4. How do you think women leads differently than man, and it's an advantage or disadvantage for women? Why?
Again, I am less interested in defining how women lead better and instead how we can ensure that good women and good men stand an equal chance of leading in the first place. We need all the good leaders we can find. The world isn’t in the current predicament because there has been an over abundance of fabulous leaders. So I say to leaders who want to cling onto the status quo, who guard jealousy their power, who rely on what they know and lack the agility to solve problems needed for business to be successful today and tomorrow, step aside!
5. What is your advice for women in the leadership position?
As a friend of mine, Julie Birtles, once said to me “hold your power”. I have used this expression often since to other women. It is all too easy to hand over your power or opportunity to influence to someone else. I would add to holding your power to actually owning it in the first place. Be clear on what you do well, what you have to offer and what you have achieved and have left that you can achieve. Don’t expect others to remember what you have done or to be able to divine what you are capable of in the future.
Hold it. Own it. Share it. Show it. Be it.
- Don’t hand over your power
- Be respectful of the power you have
- Use your power to make a difference/lift up others alongside you or above you
- Lead by example when it comes to work and home
- Listen to your moral compass. Don’t try. Be

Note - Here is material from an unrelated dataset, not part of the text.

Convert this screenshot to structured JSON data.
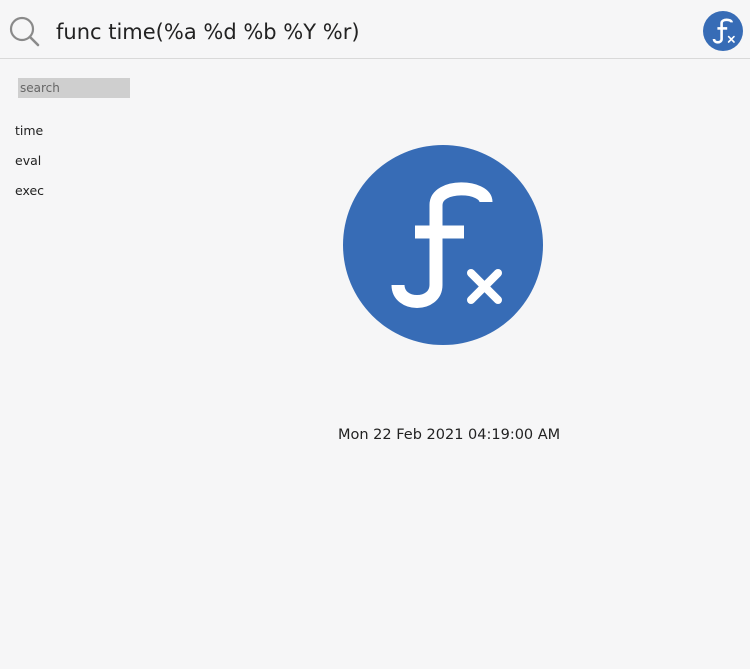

6. What has been your greatest challenge and how do you overcome it?
The greatest challenge has been for me to learn to be more compassionate with myself. To get to a place where I wake up and feel and know that I am enough with all my imperfections. I am my toughest critic. I have high expectations of myself as a friend, family member and employee or employer.
I have done deep work on myself to wrestle with the harsh critic that lives on my left shoulder, the inner voice that is always ready to provide unsolicited feedback about whether I am up to scratch.
And I count myself lucky, because I can tell you that I have achieved much in that regard. And I see so many struggling with their own criticism so much so that it may paralyse them. Through speaking with the right people, listening and practising new behaviours, I can say that I have quietened down the critic within and more often than not, the voice waits its turn to be asked when I want feedback. And the feedback is becoming more helpful and constructive.
So to all of you who put a lot of pressure on yourself, take a moment to celebrate you and all that you are achieving and to remind yourself that you matter and are enough. Be kind to yourself!
7. What advice can you give to our next generation readers?
- Don’t wait to be a leader before leading. The world urgently needs your best, whatever that is.
- If you want to make a meaningful contribution commitment and decency are important in business relationships not just personal.
- Practice some humility among the haste. I am thrilled that the younger generation are impatient to contribute and we are seeing some wonderful examples. But bear in mind that there is some wisdom and benefit from experience and so, know your limits at any point in time. Demonstrate respect for the experiences of others. Be open to learning and understand that some learning can’t be crammed into a few brief months.
- Peel the onion! Don’t stop at an internet search. Use your critical thinking. Question. Wonder. Probe. Solve.
- Find your tribe. Look around for people that you can collaborate with and who share your dedication and passion. This will help you to get your ideas into effect more quickly and stave off some of the loneliness that can sometimes accompany bravery.